▶ GOAL OF THE EXERCISE: What lines in the entries below contain the word "based"? Copy all of them.

BEGIN

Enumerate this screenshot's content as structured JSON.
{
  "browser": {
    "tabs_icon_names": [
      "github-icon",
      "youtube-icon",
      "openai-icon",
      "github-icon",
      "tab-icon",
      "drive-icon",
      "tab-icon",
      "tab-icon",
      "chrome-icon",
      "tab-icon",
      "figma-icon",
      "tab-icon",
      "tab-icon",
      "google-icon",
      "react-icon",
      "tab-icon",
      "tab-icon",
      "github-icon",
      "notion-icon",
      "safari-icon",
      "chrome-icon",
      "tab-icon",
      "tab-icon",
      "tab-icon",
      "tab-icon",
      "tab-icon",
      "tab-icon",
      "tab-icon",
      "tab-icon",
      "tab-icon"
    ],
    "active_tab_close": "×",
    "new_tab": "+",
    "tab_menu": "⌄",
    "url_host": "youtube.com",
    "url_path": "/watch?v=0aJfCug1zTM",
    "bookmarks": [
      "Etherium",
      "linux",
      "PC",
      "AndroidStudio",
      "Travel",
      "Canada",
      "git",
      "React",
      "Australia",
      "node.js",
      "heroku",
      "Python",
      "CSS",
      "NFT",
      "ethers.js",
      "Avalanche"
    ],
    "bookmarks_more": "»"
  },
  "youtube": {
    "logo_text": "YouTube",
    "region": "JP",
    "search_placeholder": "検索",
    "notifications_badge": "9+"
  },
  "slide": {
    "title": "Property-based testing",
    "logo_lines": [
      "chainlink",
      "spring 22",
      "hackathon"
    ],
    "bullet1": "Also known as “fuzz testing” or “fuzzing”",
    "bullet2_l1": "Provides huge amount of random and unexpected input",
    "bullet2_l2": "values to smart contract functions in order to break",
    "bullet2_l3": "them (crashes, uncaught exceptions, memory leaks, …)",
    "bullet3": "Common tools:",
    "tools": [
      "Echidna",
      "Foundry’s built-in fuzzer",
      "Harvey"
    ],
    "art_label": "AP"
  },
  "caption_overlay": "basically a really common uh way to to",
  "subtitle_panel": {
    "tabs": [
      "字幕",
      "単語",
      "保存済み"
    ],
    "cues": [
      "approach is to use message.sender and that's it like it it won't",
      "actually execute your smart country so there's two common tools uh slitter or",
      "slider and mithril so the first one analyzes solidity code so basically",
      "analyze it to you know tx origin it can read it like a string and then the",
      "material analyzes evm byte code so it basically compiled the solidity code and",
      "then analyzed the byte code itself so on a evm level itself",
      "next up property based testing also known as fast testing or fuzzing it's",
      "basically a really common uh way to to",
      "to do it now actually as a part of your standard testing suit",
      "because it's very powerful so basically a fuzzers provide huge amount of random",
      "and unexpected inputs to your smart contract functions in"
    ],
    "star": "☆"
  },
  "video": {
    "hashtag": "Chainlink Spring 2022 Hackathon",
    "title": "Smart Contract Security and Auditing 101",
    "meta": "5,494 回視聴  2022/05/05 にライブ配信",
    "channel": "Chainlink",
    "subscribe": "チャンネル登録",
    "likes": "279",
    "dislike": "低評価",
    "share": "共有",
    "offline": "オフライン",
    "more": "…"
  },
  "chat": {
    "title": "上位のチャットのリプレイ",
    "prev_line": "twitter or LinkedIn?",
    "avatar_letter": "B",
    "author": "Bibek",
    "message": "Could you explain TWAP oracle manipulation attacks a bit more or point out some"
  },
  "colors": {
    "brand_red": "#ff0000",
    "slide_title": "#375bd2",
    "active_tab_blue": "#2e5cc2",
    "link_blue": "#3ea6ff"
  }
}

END

▶ ANSWER TO THE PROBLEM:
    "title": "Property-based testing",
      "next up property based testing also known as fast testing or fuzzing it's",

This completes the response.